Add 1 tablespoon of the drained cooking oil* (back to the skillet over medium-high heat. Let the pan and oil get very hot (important so the eggs don't stick), and then pour potato mixture into the skillet. Flatten the potatoes with a spatula until they’re mostly even. Cook for 1 minute and then lower the heat to medium-low.

Cook, moving and shaking the skillet and nudging the egg around (so it runs underneath) for a minute before letting the tortilla cook undisturbed until the eggs are completely set at the edges, halfway set in the center, and the tortilla easily slips around in the pan when you give it a shake, 8 to 10 minutes.
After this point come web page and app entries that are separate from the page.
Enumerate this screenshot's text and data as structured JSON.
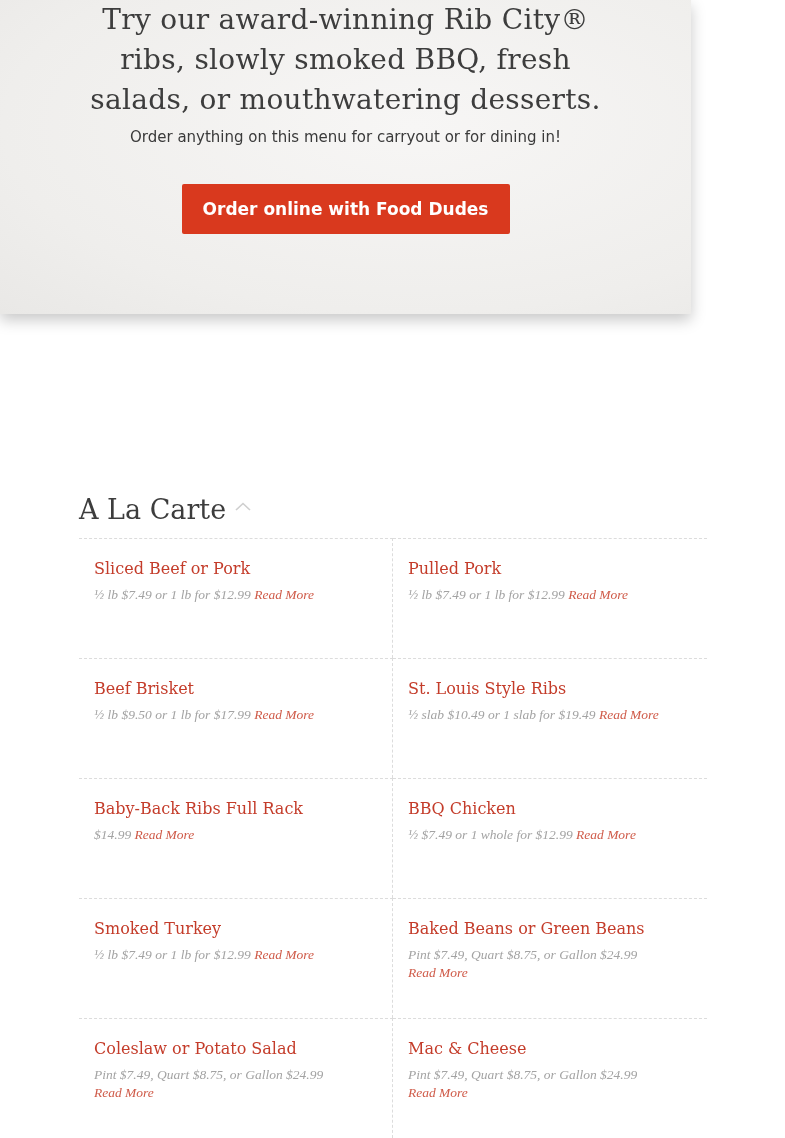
{
  "hero": {
    "heading": "Try our award-winning Rib City® ribs, slowly smoked BBQ, fresh salads, or mouthwatering desserts.",
    "subtext": "Order anything on this menu for carryout or for dining in!",
    "button": "Order online with Food Dudes"
  },
  "section": {
    "title": "A La Carte",
    "expanded": true,
    "items": [
      {
        "name": "Sliced Beef or Pork",
        "description": "½ lb $7.49 or 1 lb for $12.99",
        "link": "Read More"
      },
      {
        "name": "Pulled Pork",
        "description": "½ lb $7.49 or 1 lb for $12.99",
        "link": "Read More"
      },
      {
        "name": "Beef Brisket",
        "description": "½ lb $9.50 or 1 lb for $17.99",
        "link": "Read More"
      },
      {
        "name": "St. Louis Style Ribs",
        "description": "½ slab $10.49 or 1 slab for $19.49",
        "link": "Read More"
      },
      {
        "name": "Baby-Back Ribs Full Rack",
        "description": "$14.99",
        "link": "Read More"
      },
      {
        "name": "BBQ Chicken",
        "description": "½ $7.49 or 1 whole for $12.99",
        "link": "Read More"
      },
      {
        "name": "Smoked Turkey",
        "description": "½ lb $7.49 or 1 lb for $12.99",
        "link": "Read More"
      },
      {
        "name": "Baked Beans or Green Beans",
        "description": "Pint $7.49, Quart $8.75, or Gallon $24.99",
        "link": "Read More"
      },
      {
        "name": "Coleslaw or Potato Salad",
        "description": "Pint $7.49, Quart $8.75, or Gallon $24.99",
        "link": "Read More"
      },
      {
        "name": "Mac & Cheese",
        "description": "Pint $7.49, Quart $8.75, or Gallon $24.99",
        "link": "Read More"
      }
    ]
  }
}
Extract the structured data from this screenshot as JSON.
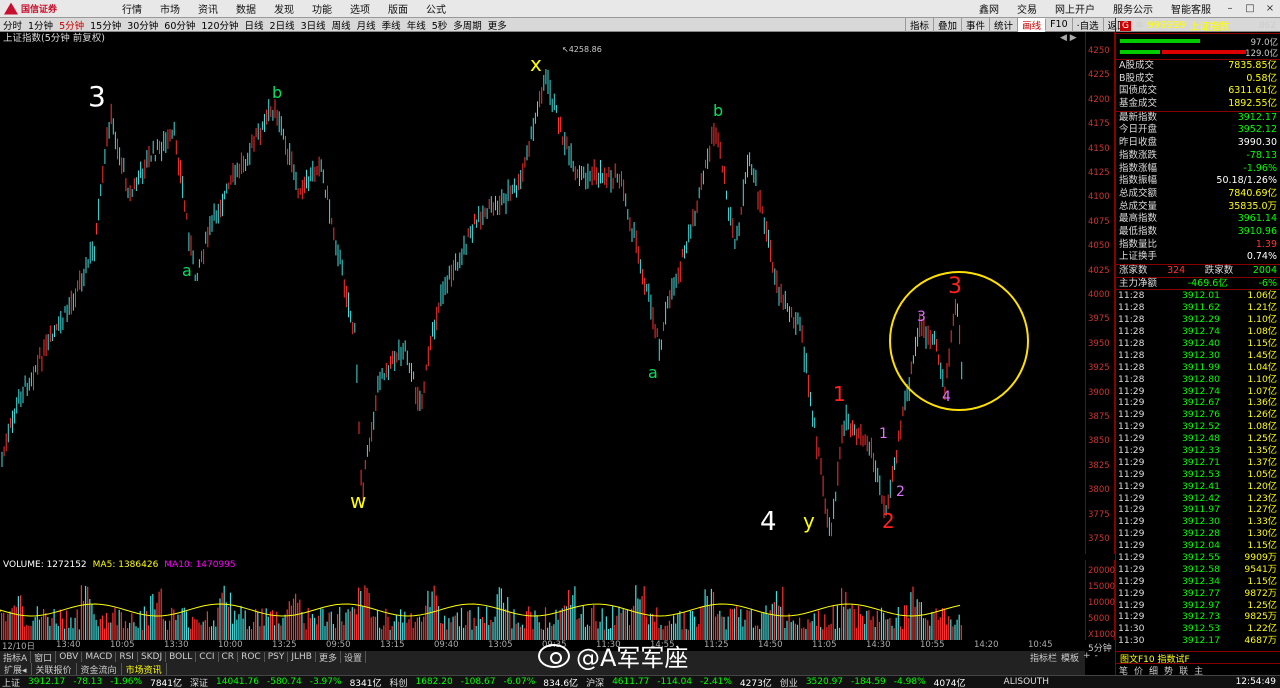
{
  "brand": {
    "name": "国信证券"
  },
  "menu": [
    "行情",
    "市场",
    "资讯",
    "数据",
    "发现",
    "功能",
    "选项",
    "版面",
    "公式"
  ],
  "menu_right": [
    "鑫网",
    "交易",
    "网上开户",
    "服务公示",
    "智能客服"
  ],
  "timeframes": [
    {
      "label": "分时"
    },
    {
      "label": "1分钟"
    },
    {
      "label": "5分钟",
      "active": true
    },
    {
      "label": "15分钟"
    },
    {
      "label": "30分钟"
    },
    {
      "label": "60分钟"
    },
    {
      "label": "120分钟"
    },
    {
      "label": "日线"
    },
    {
      "label": "2日线"
    },
    {
      "label": "3日线"
    },
    {
      "label": "周线"
    },
    {
      "label": "月线"
    },
    {
      "label": "季线"
    },
    {
      "label": "年线"
    },
    {
      "label": "5秒"
    },
    {
      "label": "多周期"
    },
    {
      "label": "更多"
    }
  ],
  "toolbar2": [
    {
      "label": "指标"
    },
    {
      "label": "叠加"
    },
    {
      "label": "事件"
    },
    {
      "label": "统计"
    },
    {
      "label": "画线",
      "active": true
    },
    {
      "label": "F10"
    },
    {
      "label": "·自选"
    },
    {
      "label": "返回"
    }
  ],
  "chart_title": "上证指数(5分钟 前复权)",
  "chart_corner": "◀ ▶",
  "price_axis": [
    "4250",
    "4225",
    "4200",
    "4175",
    "4150",
    "4125",
    "4100",
    "4075",
    "4050",
    "4025",
    "4000",
    "3975",
    "3950",
    "3925",
    "3900",
    "3875",
    "3850",
    "3825",
    "3800",
    "3775",
    "3750"
  ],
  "annotations": {
    "high_label": "4258.86",
    "waves": [
      {
        "text": "3",
        "color": "#ffffff",
        "size": 28
      },
      {
        "text": "a",
        "color": "#00e060",
        "size": 16
      },
      {
        "text": "b",
        "color": "#00e060",
        "size": 16
      },
      {
        "text": "w",
        "color": "#ffff00",
        "size": 20
      },
      {
        "text": "x",
        "color": "#ffff00",
        "size": 20
      },
      {
        "text": "a",
        "color": "#00e060",
        "size": 16
      },
      {
        "text": "b",
        "color": "#00e060",
        "size": 16
      },
      {
        "text": "4",
        "color": "#ffffff",
        "size": 26
      },
      {
        "text": "y",
        "color": "#ffff00",
        "size": 20
      },
      {
        "text": "1",
        "color": "#ff2020",
        "size": 20
      },
      {
        "text": "2",
        "color": "#ff2020",
        "size": 20
      },
      {
        "text": "1",
        "color": "#e070ff",
        "size": 14
      },
      {
        "text": "2",
        "color": "#e070ff",
        "size": 14
      },
      {
        "text": "3",
        "color": "#e070ff",
        "size": 14
      },
      {
        "text": "4",
        "color": "#e070ff",
        "size": 14
      },
      {
        "text": "3",
        "color": "#ff2020",
        "size": 22
      }
    ]
  },
  "volume_info": {
    "vol": "VOLUME: 1272152",
    "ma5": "MA5: 1386426",
    "ma10": "MA10: 1470995"
  },
  "volume_axis": [
    "20000",
    "15000",
    "10000",
    "5000",
    "X1000"
  ],
  "time_axis": [
    "12/10日",
    "13:40",
    "10:05",
    "13:30",
    "10:00",
    "13:25",
    "09:50",
    "13:15",
    "09:40",
    "13:05",
    "09:35",
    "11:30",
    "14:55",
    "11:25",
    "14:50",
    "11:05",
    "14:30",
    "10:55",
    "14:20",
    "10:45"
  ],
  "indicators1": [
    "指标A",
    "窗口",
    "OBV",
    "MACD",
    "RSI",
    "SKDJ",
    "BOLL",
    "CCI",
    "CR",
    "ROC",
    "PSY",
    "JLHB",
    "更多",
    "设置"
  ],
  "indicators2": [
    {
      "label": "扩展◂"
    },
    {
      "label": "关联报价"
    },
    {
      "label": "资金流向"
    },
    {
      "label": "市场资讯",
      "active": true
    }
  ],
  "indright": [
    "指标栏",
    "模板",
    "+",
    "-"
  ],
  "five_min": "5分钟",
  "right_panel": {
    "code": "999999",
    "name": "上证指数",
    "badge": "862",
    "bar1_label": "97.0亿",
    "bar2_label": "129.0亿",
    "vol_section": [
      {
        "label": "A股成交",
        "value": "7835.85亿",
        "cls": "yellow"
      },
      {
        "label": "B股成交",
        "value": "0.58亿",
        "cls": "yellow"
      },
      {
        "label": "国债成交",
        "value": "6311.61亿",
        "cls": "yellow"
      },
      {
        "label": "基金成交",
        "value": "1892.55亿",
        "cls": "yellow"
      }
    ],
    "stats": [
      {
        "label": "最新指数",
        "value": "3912.17",
        "cls": "down"
      },
      {
        "label": "今日开盘",
        "value": "3952.12",
        "cls": "down"
      },
      {
        "label": "昨日收盘",
        "value": "3990.30",
        "cls": "white"
      },
      {
        "label": "指数涨跌",
        "value": "-78.13",
        "cls": "down"
      },
      {
        "label": "指数涨幅",
        "value": "-1.96%",
        "cls": "down"
      },
      {
        "label": "指数振幅",
        "value": "50.18/1.26%",
        "cls": "white"
      },
      {
        "label": "总成交额",
        "value": "7840.69亿",
        "cls": "yellow"
      },
      {
        "label": "总成交量",
        "value": "35835.0万",
        "cls": "yellow"
      },
      {
        "label": "最高指数",
        "value": "3961.14",
        "cls": "down"
      },
      {
        "label": "最低指数",
        "value": "3910.96",
        "cls": "down"
      },
      {
        "label": "指数量比",
        "value": "1.39",
        "cls": "up"
      },
      {
        "label": "上证换手",
        "value": "0.74%",
        "cls": "white"
      }
    ],
    "breadth": {
      "up_label": "涨家数",
      "up": "324",
      "down_label": "跌家数",
      "down": "2004"
    },
    "flow": {
      "label": "主力净额",
      "value": "-469.6亿",
      "pct": "-6%"
    },
    "ticks": [
      {
        "t": "11:28",
        "p": "3912.01",
        "v": "1.06亿"
      },
      {
        "t": "11:28",
        "p": "3911.62",
        "v": "1.21亿"
      },
      {
        "t": "11:28",
        "p": "3912.29",
        "v": "1.10亿"
      },
      {
        "t": "11:28",
        "p": "3912.74",
        "v": "1.08亿"
      },
      {
        "t": "11:28",
        "p": "3912.40",
        "v": "1.15亿"
      },
      {
        "t": "11:28",
        "p": "3912.30",
        "v": "1.45亿"
      },
      {
        "t": "11:28",
        "p": "3911.99",
        "v": "1.04亿"
      },
      {
        "t": "11:28",
        "p": "3912.80",
        "v": "1.10亿"
      },
      {
        "t": "11:29",
        "p": "3912.74",
        "v": "1.07亿"
      },
      {
        "t": "11:29",
        "p": "3912.67",
        "v": "1.36亿"
      },
      {
        "t": "11:29",
        "p": "3912.76",
        "v": "1.26亿"
      },
      {
        "t": "11:29",
        "p": "3912.52",
        "v": "1.08亿"
      },
      {
        "t": "11:29",
        "p": "3912.48",
        "v": "1.25亿"
      },
      {
        "t": "11:29",
        "p": "3912.33",
        "v": "1.35亿"
      },
      {
        "t": "11:29",
        "p": "3912.71",
        "v": "1.37亿"
      },
      {
        "t": "11:29",
        "p": "3912.53",
        "v": "1.05亿"
      },
      {
        "t": "11:29",
        "p": "3912.41",
        "v": "1.20亿"
      },
      {
        "t": "11:29",
        "p": "3912.42",
        "v": "1.23亿"
      },
      {
        "t": "11:29",
        "p": "3911.97",
        "v": "1.27亿"
      },
      {
        "t": "11:29",
        "p": "3912.30",
        "v": "1.33亿"
      },
      {
        "t": "11:29",
        "p": "3912.28",
        "v": "1.30亿"
      },
      {
        "t": "11:29",
        "p": "3912.04",
        "v": "1.15亿"
      },
      {
        "t": "11:29",
        "p": "3912.55",
        "v": "9909万"
      },
      {
        "t": "11:29",
        "p": "3912.58",
        "v": "9541万"
      },
      {
        "t": "11:29",
        "p": "3912.34",
        "v": "1.15亿"
      },
      {
        "t": "11:29",
        "p": "3912.77",
        "v": "9872万"
      },
      {
        "t": "11:29",
        "p": "3912.97",
        "v": "1.25亿"
      },
      {
        "t": "11:29",
        "p": "3912.73",
        "v": "9825万"
      },
      {
        "t": "11:30",
        "p": "3912.53",
        "v": "1.22亿"
      },
      {
        "t": "11:30",
        "p": "3912.17",
        "v": "4687万"
      }
    ],
    "foot": [
      "笔",
      "价",
      "细",
      "势",
      "联",
      "主"
    ],
    "foot2": "图文F10 指数试F"
  },
  "status": [
    {
      "name": "上证",
      "val": "3912.17",
      "chg": "-78.13",
      "pct": "-1.96%",
      "amt": "7841亿"
    },
    {
      "name": "深证",
      "val": "14041.76",
      "chg": "-580.74",
      "pct": "-3.97%",
      "amt": "8341亿"
    },
    {
      "name": "科创",
      "val": "1682.20",
      "chg": "-108.67",
      "pct": "-6.07%",
      "amt": "834.6亿"
    },
    {
      "name": "沪深",
      "val": "4611.77",
      "chg": "-114.04",
      "pct": "-2.41%",
      "amt": "4273亿"
    },
    {
      "name": "创业",
      "val": "3520.97",
      "chg": "-184.59",
      "pct": "-4.98%",
      "amt": "4074亿"
    }
  ],
  "status_right": {
    "src": "ALISOUTH",
    "time": "12:54:49"
  },
  "watermark": "@A军军座"
}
Loosen the tortilla with a spatula then slide it onto a large dinner plate. (Use a flat, rimless plate that's at least as wide as the skillet.) With your hands in potholders, invert the skillet over the plate, take a deep breath, and flip it back into the skillet. Once the tortilla is back in the pan, tuck the edges in and under (to neaten the sides).

Return the skillet to the stove and cook tortilla to your desired doneness, another 2 to 3 minutes if you like an ever-so-slightly loose center; 4 to 5 minutes (or until a toothpick inserted into the center comes out clean) for full doneness.

Transfer the tortilla to a serving platter and let cool at least 10 minutes. Serve warm, at room temperature, or slightly cool. Cut into wedges or small squares, sticking a toothpick in each square if serving as an appetizer. Add a dusting of smoked paprika and/or squiggle of aioli or mayo if desired.

* Save the rest of the cooking oil in the refrigerator for future tortillas, or eggs, or potatoes, or anything you want to cook with a faint onion infusion flavor. (Think about the $20 bottle of infused oil you saw at the specialty shop!)

Malbec Mayhem
Successful restaurateur Alex Montoya’s charmed life has hit a snag. His trusted business partner turned out to be not exactly trustworthy, and Alex could be facing jail time over some of his partner’s shady financial deals. As if that weren’t bad enough, creditors are calling in loans he didn’t know he had and he’s desperate to prove his innocence before all his businesses are repossessed.

After a career-building stint in Napa Valley, Sofia Pincelli has returned home to eastern Washington to take over the family’s winery. Running the family business, however, means dealing with her ailing father’s continued micro-management—and his disapproval of Alex. Her father’s condemnation of Alex’s rumored involvement in his business partner’s schemes runs so deep, it threatens Alex and Sofia’s blossoming romance…along with the Pincelli family’s signature red wine. Sofia needs Alex’s crop of Malbec grapes to show her father she has what it takes to make award-winning wine—and save the reputation and finances of the Pincelli winery.

When the Malbec grapes go missing, Alex and Sofia must join forces to find the fruit before it spoils—or risk destroying both of their businesses and their hearts.


Angela Adams said...

Sounds delicious! Thanks for the recipe!!

CathyP said...

Hi Angela -

Thanks for stopping by! This dish takes a while to make, but it's so delicious. Some people add peppers and/or cheese, but sometimes simple dishes with wonderful ingredients are best.

Marissa Garner said...

The recipe and book sound delicious. Unfortunately, the recipe is beyond my cooking skills, but I'm sure I'll devour the book.

CathyP said...

Too funny Marissa! My day-to-day cooking is also, what's quick and what's in the refrigerator?

Hope you enjoy the story!